[TASK BRIEF]: Among the entries below, which lines include the string "Arduino"? Show each one.
◇ ◇ ◇ ◇ ◇ ◇ ◇
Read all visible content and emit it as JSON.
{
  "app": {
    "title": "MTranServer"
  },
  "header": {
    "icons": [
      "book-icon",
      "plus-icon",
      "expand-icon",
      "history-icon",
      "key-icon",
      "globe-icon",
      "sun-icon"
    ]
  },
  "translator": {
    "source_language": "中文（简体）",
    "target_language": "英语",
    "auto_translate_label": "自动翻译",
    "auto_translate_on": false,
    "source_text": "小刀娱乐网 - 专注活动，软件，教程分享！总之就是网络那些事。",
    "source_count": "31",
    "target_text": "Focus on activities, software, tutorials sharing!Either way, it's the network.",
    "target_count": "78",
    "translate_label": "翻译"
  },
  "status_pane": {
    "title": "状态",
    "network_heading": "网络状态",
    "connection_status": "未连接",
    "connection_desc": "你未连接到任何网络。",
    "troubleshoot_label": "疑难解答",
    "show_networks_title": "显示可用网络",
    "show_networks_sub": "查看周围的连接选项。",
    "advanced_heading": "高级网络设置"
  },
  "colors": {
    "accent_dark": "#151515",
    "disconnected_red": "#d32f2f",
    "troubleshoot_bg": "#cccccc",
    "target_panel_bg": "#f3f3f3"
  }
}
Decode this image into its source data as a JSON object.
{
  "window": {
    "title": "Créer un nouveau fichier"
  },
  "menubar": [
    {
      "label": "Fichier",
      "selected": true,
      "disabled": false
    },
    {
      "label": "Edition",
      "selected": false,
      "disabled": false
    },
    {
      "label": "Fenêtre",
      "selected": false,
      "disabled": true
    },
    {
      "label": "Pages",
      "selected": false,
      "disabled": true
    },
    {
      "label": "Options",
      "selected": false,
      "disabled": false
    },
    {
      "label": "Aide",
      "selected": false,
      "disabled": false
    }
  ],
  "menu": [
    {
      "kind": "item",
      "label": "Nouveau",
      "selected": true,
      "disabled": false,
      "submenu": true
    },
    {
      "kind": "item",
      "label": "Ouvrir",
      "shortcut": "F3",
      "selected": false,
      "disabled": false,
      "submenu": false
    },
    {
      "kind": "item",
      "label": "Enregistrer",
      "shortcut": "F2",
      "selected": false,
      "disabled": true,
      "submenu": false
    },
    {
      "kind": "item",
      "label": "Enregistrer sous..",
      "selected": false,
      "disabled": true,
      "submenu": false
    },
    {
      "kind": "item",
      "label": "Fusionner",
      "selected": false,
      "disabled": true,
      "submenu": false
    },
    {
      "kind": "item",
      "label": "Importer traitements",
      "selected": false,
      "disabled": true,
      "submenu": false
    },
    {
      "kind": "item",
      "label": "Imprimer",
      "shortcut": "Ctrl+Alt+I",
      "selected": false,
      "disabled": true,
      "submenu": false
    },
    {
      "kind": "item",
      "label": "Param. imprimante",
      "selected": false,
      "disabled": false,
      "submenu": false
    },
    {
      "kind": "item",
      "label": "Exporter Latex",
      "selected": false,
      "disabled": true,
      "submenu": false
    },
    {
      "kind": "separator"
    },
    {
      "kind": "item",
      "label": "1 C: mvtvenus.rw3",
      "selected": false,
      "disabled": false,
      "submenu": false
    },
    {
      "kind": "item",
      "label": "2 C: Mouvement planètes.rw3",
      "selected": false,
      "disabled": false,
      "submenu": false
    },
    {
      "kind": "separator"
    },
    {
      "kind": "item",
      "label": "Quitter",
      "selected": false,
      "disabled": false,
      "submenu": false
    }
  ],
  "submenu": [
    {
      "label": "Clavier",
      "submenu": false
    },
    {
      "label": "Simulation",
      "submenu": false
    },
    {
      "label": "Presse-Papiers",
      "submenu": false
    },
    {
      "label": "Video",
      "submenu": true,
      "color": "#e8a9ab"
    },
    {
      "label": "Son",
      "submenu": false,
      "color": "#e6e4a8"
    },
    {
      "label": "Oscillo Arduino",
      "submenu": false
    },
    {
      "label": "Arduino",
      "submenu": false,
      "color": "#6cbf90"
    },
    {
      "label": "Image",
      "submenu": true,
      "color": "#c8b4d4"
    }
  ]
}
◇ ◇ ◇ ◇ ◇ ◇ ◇
[TASK ANSWER]:
      "label": "Oscillo Arduino",
      "label": "Arduino",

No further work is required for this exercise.